Start of SOURCE MATERIAL
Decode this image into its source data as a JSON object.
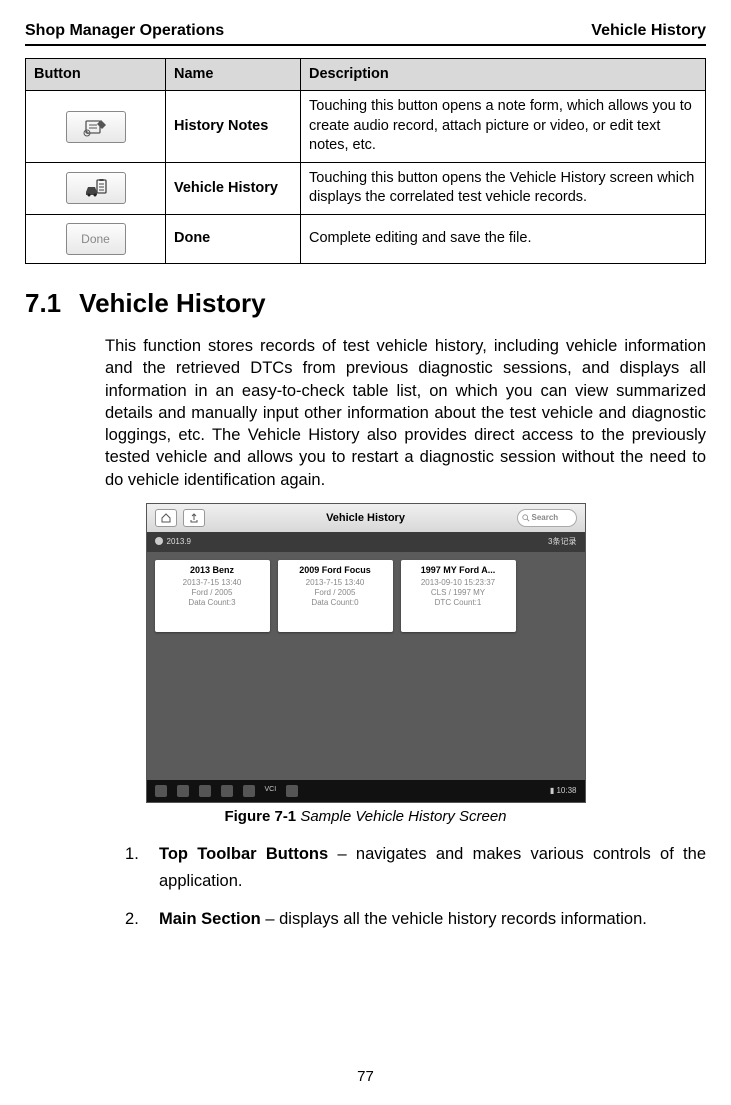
{
  "header": {
    "left": "Shop Manager Operations",
    "right": "Vehicle History"
  },
  "table": {
    "headers": [
      "Button",
      "Name",
      "Description"
    ],
    "rows": [
      {
        "icon": "history-notes-icon",
        "name": "History Notes",
        "desc": "Touching this button opens a note form, which allows you to create audio record, attach picture or video, or edit text notes, etc."
      },
      {
        "icon": "vehicle-history-icon",
        "name": "Vehicle History",
        "desc": "Touching this button opens the Vehicle History screen which displays the correlated test vehicle records."
      },
      {
        "icon": "done-button-icon",
        "icon_label": "Done",
        "name": "Done",
        "desc": "Complete editing and save the file."
      }
    ]
  },
  "section": {
    "number": "7.1",
    "title": "Vehicle History",
    "body": "This function stores records of test vehicle history, including vehicle information and the retrieved DTCs from previous diagnostic sessions, and displays all information in an easy-to-check table list, on which you can view summarized details and manually input other information about the test vehicle and diagnostic loggings, etc. The Vehicle History also provides direct access to the previously tested vehicle and allows you to restart a diagnostic session without the need to do vehicle identification again."
  },
  "screenshot": {
    "title": "Vehicle History",
    "search_placeholder": "Search",
    "sub_left": "2013.9",
    "sub_right": "3条记录",
    "cards": [
      {
        "title": "2013 Benz",
        "l1": "2013-7-15 13:40",
        "l2": "Ford / 2005",
        "l3": "Data Count:3"
      },
      {
        "title": "2009 Ford Focus",
        "l1": "2013-7-15 13:40",
        "l2": "Ford / 2005",
        "l3": "Data Count:0"
      },
      {
        "title": "1997 MY Ford A...",
        "l1": "2013-09-10 15:23:37",
        "l2": "CLS / 1997 MY",
        "l3": "DTC Count:1"
      }
    ],
    "bottom_label": "VCI",
    "bottom_time": "10:38"
  },
  "figure_caption": {
    "bold": "Figure 7-1",
    "italic": " Sample Vehicle History Screen"
  },
  "list": [
    {
      "bold": "Top Toolbar Buttons",
      "rest": " – navigates and makes various controls of the application."
    },
    {
      "bold": "Main Section",
      "rest": " – displays all the vehicle history records information."
    }
  ],
  "page_number": "77"
}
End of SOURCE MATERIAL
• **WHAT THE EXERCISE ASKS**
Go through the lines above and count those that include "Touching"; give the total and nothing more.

• **REPLY**
2